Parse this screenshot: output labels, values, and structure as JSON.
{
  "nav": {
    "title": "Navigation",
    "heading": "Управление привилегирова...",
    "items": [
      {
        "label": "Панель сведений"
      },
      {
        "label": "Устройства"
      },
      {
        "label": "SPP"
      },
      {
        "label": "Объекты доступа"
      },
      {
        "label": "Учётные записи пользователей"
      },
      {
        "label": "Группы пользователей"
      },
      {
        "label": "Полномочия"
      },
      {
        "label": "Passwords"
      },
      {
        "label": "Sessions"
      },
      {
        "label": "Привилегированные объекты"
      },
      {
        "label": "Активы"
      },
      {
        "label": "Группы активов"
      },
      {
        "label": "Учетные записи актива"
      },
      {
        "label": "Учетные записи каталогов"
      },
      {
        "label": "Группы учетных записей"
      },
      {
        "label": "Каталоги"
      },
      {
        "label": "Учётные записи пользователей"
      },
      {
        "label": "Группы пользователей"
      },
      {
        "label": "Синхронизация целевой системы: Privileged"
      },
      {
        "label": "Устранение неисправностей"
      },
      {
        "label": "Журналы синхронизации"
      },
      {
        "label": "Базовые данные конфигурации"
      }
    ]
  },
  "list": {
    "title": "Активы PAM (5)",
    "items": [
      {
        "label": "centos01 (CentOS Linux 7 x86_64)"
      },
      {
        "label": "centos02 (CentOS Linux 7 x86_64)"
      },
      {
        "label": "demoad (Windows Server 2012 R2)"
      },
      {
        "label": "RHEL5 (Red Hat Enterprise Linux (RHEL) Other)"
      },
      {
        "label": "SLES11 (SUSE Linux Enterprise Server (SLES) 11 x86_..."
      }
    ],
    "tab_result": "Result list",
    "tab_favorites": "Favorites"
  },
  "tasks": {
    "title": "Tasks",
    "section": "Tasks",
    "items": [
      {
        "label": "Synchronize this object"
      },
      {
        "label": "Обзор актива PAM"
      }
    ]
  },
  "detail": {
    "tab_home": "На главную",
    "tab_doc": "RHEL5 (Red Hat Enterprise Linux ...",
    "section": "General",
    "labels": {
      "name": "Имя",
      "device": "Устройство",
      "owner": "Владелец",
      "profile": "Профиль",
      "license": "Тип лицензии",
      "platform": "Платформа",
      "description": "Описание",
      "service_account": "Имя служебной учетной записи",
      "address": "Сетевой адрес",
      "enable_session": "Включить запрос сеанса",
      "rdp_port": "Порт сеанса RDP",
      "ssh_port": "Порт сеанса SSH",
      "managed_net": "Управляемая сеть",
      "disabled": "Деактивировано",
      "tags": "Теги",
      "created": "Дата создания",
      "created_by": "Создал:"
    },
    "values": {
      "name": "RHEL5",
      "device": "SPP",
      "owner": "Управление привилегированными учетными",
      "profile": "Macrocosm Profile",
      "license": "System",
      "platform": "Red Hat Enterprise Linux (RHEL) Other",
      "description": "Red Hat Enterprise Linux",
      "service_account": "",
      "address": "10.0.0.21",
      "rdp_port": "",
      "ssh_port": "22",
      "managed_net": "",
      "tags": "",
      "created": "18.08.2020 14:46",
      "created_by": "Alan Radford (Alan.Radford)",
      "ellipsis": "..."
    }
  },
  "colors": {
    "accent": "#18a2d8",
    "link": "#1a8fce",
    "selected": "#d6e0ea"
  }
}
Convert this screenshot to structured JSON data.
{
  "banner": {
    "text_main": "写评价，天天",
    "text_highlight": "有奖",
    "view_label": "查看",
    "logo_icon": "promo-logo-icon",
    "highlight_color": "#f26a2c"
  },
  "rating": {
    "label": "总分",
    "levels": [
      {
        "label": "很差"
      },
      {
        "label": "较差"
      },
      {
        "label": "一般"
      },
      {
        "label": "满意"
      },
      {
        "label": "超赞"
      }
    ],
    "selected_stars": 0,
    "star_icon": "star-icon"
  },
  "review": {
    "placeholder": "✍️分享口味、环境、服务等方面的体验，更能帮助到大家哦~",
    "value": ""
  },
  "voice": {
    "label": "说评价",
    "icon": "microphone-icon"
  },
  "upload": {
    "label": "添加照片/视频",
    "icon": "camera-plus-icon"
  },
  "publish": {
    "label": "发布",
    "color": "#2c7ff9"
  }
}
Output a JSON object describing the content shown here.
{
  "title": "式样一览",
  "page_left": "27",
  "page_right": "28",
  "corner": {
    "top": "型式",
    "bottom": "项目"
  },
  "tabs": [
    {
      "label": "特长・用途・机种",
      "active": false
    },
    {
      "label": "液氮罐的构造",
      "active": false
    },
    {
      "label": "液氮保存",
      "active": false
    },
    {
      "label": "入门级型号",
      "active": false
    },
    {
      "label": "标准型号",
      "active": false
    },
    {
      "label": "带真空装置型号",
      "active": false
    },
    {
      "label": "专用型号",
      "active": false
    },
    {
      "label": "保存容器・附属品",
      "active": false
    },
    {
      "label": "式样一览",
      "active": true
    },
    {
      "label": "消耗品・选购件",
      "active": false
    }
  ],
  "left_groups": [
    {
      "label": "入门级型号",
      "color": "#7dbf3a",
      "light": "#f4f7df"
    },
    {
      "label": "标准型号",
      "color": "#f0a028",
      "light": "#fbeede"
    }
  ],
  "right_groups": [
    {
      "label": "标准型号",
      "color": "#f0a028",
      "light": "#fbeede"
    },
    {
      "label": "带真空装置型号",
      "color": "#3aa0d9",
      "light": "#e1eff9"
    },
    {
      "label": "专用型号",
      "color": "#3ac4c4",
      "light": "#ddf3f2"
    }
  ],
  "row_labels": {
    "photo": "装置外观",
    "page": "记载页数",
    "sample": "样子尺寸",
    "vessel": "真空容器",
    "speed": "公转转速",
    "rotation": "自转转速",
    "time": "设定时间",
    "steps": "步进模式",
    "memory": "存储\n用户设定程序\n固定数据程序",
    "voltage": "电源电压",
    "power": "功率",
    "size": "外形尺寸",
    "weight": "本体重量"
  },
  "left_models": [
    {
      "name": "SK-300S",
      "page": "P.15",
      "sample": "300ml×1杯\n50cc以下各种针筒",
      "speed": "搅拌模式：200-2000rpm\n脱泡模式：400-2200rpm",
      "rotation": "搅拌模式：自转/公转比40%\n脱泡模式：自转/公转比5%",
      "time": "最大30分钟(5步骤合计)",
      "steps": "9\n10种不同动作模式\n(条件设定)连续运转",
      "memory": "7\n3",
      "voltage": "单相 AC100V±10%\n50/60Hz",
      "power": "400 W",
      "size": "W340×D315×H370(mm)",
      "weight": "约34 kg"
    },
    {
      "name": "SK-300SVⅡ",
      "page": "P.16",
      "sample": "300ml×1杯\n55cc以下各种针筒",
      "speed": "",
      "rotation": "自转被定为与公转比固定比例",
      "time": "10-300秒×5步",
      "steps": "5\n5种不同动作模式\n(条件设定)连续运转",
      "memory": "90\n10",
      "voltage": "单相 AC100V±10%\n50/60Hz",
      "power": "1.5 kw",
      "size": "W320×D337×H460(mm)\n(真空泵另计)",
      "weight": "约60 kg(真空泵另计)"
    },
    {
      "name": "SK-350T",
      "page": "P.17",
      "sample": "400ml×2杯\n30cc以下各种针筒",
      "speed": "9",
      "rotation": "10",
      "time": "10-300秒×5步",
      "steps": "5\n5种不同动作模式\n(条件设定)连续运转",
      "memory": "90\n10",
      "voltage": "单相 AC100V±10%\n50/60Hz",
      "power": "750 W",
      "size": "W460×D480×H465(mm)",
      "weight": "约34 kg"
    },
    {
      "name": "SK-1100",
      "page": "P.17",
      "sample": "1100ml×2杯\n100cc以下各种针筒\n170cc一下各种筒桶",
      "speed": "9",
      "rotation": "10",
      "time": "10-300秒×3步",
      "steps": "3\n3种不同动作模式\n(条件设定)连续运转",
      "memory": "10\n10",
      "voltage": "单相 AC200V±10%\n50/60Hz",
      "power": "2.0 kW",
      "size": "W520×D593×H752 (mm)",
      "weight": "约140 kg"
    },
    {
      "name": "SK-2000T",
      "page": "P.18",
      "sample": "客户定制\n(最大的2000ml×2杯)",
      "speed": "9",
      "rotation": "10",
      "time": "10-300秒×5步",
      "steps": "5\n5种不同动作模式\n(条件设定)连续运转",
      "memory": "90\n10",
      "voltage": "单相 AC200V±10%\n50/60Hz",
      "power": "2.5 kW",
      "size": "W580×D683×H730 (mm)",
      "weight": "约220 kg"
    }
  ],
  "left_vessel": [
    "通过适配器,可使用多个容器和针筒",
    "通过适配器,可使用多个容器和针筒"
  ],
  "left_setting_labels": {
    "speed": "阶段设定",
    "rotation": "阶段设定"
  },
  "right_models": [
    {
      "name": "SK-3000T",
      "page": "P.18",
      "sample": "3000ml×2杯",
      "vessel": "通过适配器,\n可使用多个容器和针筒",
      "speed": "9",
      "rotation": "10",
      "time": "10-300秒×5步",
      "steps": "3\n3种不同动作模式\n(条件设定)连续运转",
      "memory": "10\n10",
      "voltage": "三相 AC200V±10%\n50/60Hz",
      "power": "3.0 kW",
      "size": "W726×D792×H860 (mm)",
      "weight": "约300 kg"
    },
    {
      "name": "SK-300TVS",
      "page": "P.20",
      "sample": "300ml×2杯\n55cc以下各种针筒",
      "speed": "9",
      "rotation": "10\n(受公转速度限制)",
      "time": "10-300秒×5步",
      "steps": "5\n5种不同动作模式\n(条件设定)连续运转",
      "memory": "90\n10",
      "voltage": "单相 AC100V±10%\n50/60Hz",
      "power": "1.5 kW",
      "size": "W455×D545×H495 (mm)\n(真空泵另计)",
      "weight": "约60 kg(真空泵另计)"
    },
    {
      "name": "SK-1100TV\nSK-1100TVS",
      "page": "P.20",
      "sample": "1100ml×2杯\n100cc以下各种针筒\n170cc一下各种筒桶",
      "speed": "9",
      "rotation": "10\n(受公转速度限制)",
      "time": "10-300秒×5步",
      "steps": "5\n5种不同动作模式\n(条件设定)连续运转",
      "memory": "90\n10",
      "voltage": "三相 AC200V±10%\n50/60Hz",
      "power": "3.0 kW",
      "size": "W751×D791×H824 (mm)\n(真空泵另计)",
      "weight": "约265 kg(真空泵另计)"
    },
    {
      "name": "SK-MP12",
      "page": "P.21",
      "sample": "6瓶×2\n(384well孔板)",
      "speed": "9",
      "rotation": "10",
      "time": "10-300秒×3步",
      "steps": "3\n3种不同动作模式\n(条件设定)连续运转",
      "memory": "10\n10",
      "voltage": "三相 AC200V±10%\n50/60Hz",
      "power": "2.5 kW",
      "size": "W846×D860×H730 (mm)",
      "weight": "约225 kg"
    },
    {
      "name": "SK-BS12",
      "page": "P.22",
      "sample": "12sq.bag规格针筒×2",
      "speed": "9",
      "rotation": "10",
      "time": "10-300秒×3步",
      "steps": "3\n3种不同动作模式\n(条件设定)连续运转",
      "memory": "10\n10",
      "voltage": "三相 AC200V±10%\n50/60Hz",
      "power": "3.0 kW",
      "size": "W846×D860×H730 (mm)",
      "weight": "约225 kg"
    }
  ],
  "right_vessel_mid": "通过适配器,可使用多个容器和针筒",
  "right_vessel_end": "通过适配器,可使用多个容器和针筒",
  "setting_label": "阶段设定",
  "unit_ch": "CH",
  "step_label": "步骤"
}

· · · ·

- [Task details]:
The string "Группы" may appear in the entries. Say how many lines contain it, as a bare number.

- [Answer section]:
4